• DATA FOR REVIEW:
****
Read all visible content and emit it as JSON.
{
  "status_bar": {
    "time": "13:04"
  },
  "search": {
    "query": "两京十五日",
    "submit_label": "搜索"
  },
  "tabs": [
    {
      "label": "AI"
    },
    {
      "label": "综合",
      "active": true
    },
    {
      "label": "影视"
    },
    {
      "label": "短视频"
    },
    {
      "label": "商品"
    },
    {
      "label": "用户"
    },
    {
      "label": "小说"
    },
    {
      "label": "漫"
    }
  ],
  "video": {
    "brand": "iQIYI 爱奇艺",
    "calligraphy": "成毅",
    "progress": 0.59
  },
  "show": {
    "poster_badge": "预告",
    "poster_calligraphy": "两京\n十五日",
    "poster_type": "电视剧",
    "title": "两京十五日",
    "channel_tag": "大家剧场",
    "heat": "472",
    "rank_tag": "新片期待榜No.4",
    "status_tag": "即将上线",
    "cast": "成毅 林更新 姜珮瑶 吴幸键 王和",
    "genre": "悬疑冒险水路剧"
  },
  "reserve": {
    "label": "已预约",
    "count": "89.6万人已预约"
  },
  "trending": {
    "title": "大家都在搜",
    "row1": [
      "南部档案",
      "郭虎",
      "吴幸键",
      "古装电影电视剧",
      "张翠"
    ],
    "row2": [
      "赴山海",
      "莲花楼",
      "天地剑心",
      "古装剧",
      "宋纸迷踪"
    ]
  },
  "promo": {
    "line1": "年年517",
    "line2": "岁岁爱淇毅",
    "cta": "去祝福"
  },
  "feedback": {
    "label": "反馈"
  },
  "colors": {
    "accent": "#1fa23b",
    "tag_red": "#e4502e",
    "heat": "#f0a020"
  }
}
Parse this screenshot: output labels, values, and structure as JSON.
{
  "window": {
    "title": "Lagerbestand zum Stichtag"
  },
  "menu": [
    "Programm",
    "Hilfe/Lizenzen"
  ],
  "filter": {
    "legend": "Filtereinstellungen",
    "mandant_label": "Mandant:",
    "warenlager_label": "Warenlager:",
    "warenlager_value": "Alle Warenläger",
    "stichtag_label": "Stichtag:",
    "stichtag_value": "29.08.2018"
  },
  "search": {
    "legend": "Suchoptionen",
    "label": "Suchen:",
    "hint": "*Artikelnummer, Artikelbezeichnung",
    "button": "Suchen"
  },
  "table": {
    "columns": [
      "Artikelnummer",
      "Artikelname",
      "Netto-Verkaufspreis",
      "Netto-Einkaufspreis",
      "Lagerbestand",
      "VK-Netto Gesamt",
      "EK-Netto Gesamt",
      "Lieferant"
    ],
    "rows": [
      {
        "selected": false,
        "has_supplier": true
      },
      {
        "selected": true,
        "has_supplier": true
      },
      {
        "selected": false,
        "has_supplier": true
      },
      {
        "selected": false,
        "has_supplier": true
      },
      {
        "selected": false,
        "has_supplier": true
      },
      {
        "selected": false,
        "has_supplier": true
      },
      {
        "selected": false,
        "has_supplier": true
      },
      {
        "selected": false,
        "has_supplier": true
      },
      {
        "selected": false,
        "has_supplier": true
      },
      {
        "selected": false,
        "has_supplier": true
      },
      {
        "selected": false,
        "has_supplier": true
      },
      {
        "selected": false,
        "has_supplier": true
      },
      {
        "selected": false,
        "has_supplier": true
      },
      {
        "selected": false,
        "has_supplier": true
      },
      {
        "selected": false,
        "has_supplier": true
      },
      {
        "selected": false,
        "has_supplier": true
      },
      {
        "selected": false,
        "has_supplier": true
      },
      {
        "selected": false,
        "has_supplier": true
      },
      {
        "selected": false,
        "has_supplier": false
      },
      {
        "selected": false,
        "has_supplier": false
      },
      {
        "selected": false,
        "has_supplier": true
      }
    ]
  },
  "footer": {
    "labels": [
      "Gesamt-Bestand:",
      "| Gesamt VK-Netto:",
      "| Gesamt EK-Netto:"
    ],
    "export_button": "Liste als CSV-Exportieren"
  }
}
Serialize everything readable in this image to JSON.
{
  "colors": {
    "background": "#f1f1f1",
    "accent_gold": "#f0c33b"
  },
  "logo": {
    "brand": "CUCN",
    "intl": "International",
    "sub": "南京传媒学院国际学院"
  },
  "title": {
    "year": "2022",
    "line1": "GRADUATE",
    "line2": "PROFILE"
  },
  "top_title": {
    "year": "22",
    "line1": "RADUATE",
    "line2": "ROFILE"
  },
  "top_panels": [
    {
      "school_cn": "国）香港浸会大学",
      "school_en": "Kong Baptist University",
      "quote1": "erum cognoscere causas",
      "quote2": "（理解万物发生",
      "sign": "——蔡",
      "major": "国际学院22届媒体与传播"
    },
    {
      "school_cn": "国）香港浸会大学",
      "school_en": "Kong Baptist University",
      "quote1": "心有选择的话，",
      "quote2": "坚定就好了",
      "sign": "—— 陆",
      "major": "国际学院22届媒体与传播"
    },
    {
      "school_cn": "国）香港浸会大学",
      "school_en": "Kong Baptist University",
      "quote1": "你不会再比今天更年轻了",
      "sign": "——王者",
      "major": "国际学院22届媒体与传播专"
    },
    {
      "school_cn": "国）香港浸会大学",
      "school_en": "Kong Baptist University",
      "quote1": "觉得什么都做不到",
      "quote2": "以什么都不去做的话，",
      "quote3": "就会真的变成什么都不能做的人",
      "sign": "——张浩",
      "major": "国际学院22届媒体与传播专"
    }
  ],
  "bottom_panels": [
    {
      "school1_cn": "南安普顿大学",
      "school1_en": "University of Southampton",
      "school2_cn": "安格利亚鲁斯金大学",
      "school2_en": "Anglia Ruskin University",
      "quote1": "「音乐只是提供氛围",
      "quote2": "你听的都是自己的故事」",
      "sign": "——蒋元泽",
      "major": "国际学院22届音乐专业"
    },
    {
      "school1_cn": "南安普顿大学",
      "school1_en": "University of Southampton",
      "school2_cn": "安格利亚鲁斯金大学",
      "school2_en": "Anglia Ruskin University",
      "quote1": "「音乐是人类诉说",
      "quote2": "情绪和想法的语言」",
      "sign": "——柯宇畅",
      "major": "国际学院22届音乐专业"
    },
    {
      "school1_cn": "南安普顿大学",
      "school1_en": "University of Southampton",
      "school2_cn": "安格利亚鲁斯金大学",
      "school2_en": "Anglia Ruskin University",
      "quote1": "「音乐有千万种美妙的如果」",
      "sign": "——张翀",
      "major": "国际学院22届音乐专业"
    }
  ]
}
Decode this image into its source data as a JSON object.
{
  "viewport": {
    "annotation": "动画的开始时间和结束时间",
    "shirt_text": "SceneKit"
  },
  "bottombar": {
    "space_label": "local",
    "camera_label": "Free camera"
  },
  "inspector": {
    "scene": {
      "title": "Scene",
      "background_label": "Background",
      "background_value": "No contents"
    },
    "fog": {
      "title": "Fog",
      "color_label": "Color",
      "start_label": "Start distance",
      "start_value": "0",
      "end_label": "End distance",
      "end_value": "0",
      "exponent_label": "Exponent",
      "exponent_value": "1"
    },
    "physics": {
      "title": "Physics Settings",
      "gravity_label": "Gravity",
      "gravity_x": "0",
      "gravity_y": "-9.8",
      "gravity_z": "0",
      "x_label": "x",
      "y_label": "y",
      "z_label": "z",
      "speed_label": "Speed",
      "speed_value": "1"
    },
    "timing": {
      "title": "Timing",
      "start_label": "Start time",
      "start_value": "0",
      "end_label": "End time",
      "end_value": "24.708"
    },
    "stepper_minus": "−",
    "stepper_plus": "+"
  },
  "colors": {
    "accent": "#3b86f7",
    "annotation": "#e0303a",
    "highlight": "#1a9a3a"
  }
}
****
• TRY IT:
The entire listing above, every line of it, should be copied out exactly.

• SOLUTION TO THIS EXERCISE:
Read all visible content and emit it as JSON.
{
  "status_bar": {
    "time": "13:04"
  },
  "search": {
    "query": "两京十五日",
    "submit_label": "搜索"
  },
  "tabs": [
    {
      "label": "AI"
    },
    {
      "label": "综合",
      "active": true
    },
    {
      "label": "影视"
    },
    {
      "label": "短视频"
    },
    {
      "label": "商品"
    },
    {
      "label": "用户"
    },
    {
      "label": "小说"
    },
    {
      "label": "漫"
    }
  ],
  "video": {
    "brand": "iQIYI 爱奇艺",
    "calligraphy": "成毅",
    "progress": 0.59
  },
  "show": {
    "poster_badge": "预告",
    "poster_calligraphy": "两京\n十五日",
    "poster_type": "电视剧",
    "title": "两京十五日",
    "channel_tag": "大家剧场",
    "heat": "472",
    "rank_tag": "新片期待榜No.4",
    "status_tag": "即将上线",
    "cast": "成毅 林更新 姜珮瑶 吴幸键 王和",
    "genre": "悬疑冒险水路剧"
  },
  "reserve": {
    "label": "已预约",
    "count": "89.6万人已预约"
  },
  "trending": {
    "title": "大家都在搜",
    "row1": [
      "南部档案",
      "郭虎",
      "吴幸键",
      "古装电影电视剧",
      "张翠"
    ],
    "row2": [
      "赴山海",
      "莲花楼",
      "天地剑心",
      "古装剧",
      "宋纸迷踪"
    ]
  },
  "promo": {
    "line1": "年年517",
    "line2": "岁岁爱淇毅",
    "cta": "去祝福"
  },
  "feedback": {
    "label": "反馈"
  },
  "colors": {
    "accent": "#1fa23b",
    "tag_red": "#e4502e",
    "heat": "#f0a020"
  }
}
Parse this screenshot: output labels, values, and structure as JSON.
{
  "window": {
    "title": "Lagerbestand zum Stichtag"
  },
  "menu": [
    "Programm",
    "Hilfe/Lizenzen"
  ],
  "filter": {
    "legend": "Filtereinstellungen",
    "mandant_label": "Mandant:",
    "warenlager_label": "Warenlager:",
    "warenlager_value": "Alle Warenläger",
    "stichtag_label": "Stichtag:",
    "stichtag_value": "29.08.2018"
  },
  "search": {
    "legend": "Suchoptionen",
    "label": "Suchen:",
    "hint": "*Artikelnummer, Artikelbezeichnung",
    "button": "Suchen"
  },
  "table": {
    "columns": [
      "Artikelnummer",
      "Artikelname",
      "Netto-Verkaufspreis",
      "Netto-Einkaufspreis",
      "Lagerbestand",
      "VK-Netto Gesamt",
      "EK-Netto Gesamt",
      "Lieferant"
    ],
    "rows": [
      {
        "selected": false,
        "has_supplier": true
      },
      {
        "selected": true,
        "has_supplier": true
      },
      {
        "selected": false,
        "has_supplier": true
      },
      {
        "selected": false,
        "has_supplier": true
      },
      {
        "selected": false,
        "has_supplier": true
      },
      {
        "selected": false,
        "has_supplier": true
      },
      {
        "selected": false,
        "has_supplier": true
      },
      {
        "selected": false,
        "has_supplier": true
      },
      {
        "selected": false,
        "has_supplier": true
      },
      {
        "selected": false,
        "has_supplier": true
      },
      {
        "selected": false,
        "has_supplier": true
      },
      {
        "selected": false,
        "has_supplier": true
      },
      {
        "selected": false,
        "has_supplier": true
      },
      {
        "selected": false,
        "has_supplier": true
      },
      {
        "selected": false,
        "has_supplier": true
      },
      {
        "selected": false,
        "has_supplier": true
      },
      {
        "selected": false,
        "has_supplier": true
      },
      {
        "selected": false,
        "has_supplier": true
      },
      {
        "selected": false,
        "has_supplier": false
      },
      {
        "selected": false,
        "has_supplier": false
      },
      {
        "selected": false,
        "has_supplier": true
      }
    ]
  },
  "footer": {
    "labels": [
      "Gesamt-Bestand:",
      "| Gesamt VK-Netto:",
      "| Gesamt EK-Netto:"
    ],
    "export_button": "Liste als CSV-Exportieren"
  }
}
Serialize everything readable in this image to JSON.
{
  "colors": {
    "background": "#f1f1f1",
    "accent_gold": "#f0c33b"
  },
  "logo": {
    "brand": "CUCN",
    "intl": "International",
    "sub": "南京传媒学院国际学院"
  },
  "title": {
    "year": "2022",
    "line1": "GRADUATE",
    "line2": "PROFILE"
  },
  "top_title": {
    "year": "22",
    "line1": "RADUATE",
    "line2": "ROFILE"
  },
  "top_panels": [
    {
      "school_cn": "国）香港浸会大学",
      "school_en": "Kong Baptist University",
      "quote1": "erum cognoscere causas",
      "quote2": "（理解万物发生",
      "sign": "——蔡",
      "major": "国际学院22届媒体与传播"
    },
    {
      "school_cn": "国）香港浸会大学",
      "school_en": "Kong Baptist University",
      "quote1": "心有选择的话，",
      "quote2": "坚定就好了",
      "sign": "—— 陆",
      "major": "国际学院22届媒体与传播"
    },
    {
      "school_cn": "国）香港浸会大学",
      "school_en": "Kong Baptist University",
      "quote1": "你不会再比今天更年轻了",
      "sign": "——王者",
      "major": "国际学院22届媒体与传播专"
    },
    {
      "school_cn": "国）香港浸会大学",
      "school_en": "Kong Baptist University",
      "quote1": "觉得什么都做不到",
      "quote2": "以什么都不去做的话，",
      "quote3": "就会真的变成什么都不能做的人",
      "sign": "——张浩",
      "major": "国际学院22届媒体与传播专"
    }
  ],
  "bottom_panels": [
    {
      "school1_cn": "南安普顿大学",
      "school1_en": "University of Southampton",
      "school2_cn": "安格利亚鲁斯金大学",
      "school2_en": "Anglia Ruskin University",
      "quote1": "「音乐只是提供氛围",
      "quote2": "你听的都是自己的故事」",
      "sign": "——蒋元泽",
      "major": "国际学院22届音乐专业"
    },
    {
      "school1_cn": "南安普顿大学",
      "school1_en": "University of Southampton",
      "school2_cn": "安格利亚鲁斯金大学",
      "school2_en": "Anglia Ruskin University",
      "quote1": "「音乐是人类诉说",
      "quote2": "情绪和想法的语言」",
      "sign": "——柯宇畅",
      "major": "国际学院22届音乐专业"
    },
    {
      "school1_cn": "南安普顿大学",
      "school1_en": "University of Southampton",
      "school2_cn": "安格利亚鲁斯金大学",
      "school2_en": "Anglia Ruskin University",
      "quote1": "「音乐有千万种美妙的如果」",
      "sign": "——张翀",
      "major": "国际学院22届音乐专业"
    }
  ]
}
Decode this image into its source data as a JSON object.
{
  "viewport": {
    "annotation": "动画的开始时间和结束时间",
    "shirt_text": "SceneKit"
  },
  "bottombar": {
    "space_label": "local",
    "camera_label": "Free camera"
  },
  "inspector": {
    "scene": {
      "title": "Scene",
      "background_label": "Background",
      "background_value": "No contents"
    },
    "fog": {
      "title": "Fog",
      "color_label": "Color",
      "start_label": "Start distance",
      "start_value": "0",
      "end_label": "End distance",
      "end_value": "0",
      "exponent_label": "Exponent",
      "exponent_value": "1"
    },
    "physics": {
      "title": "Physics Settings",
      "gravity_label": "Gravity",
      "gravity_x": "0",
      "gravity_y": "-9.8",
      "gravity_z": "0",
      "x_label": "x",
      "y_label": "y",
      "z_label": "z",
      "speed_label": "Speed",
      "speed_value": "1"
    },
    "timing": {
      "title": "Timing",
      "start_label": "Start time",
      "start_value": "0",
      "end_label": "End time",
      "end_value": "24.708"
    },
    "stepper_minus": "−",
    "stepper_plus": "+"
  },
  "colors": {
    "accent": "#3b86f7",
    "annotation": "#e0303a",
    "highlight": "#1a9a3a"
  }
}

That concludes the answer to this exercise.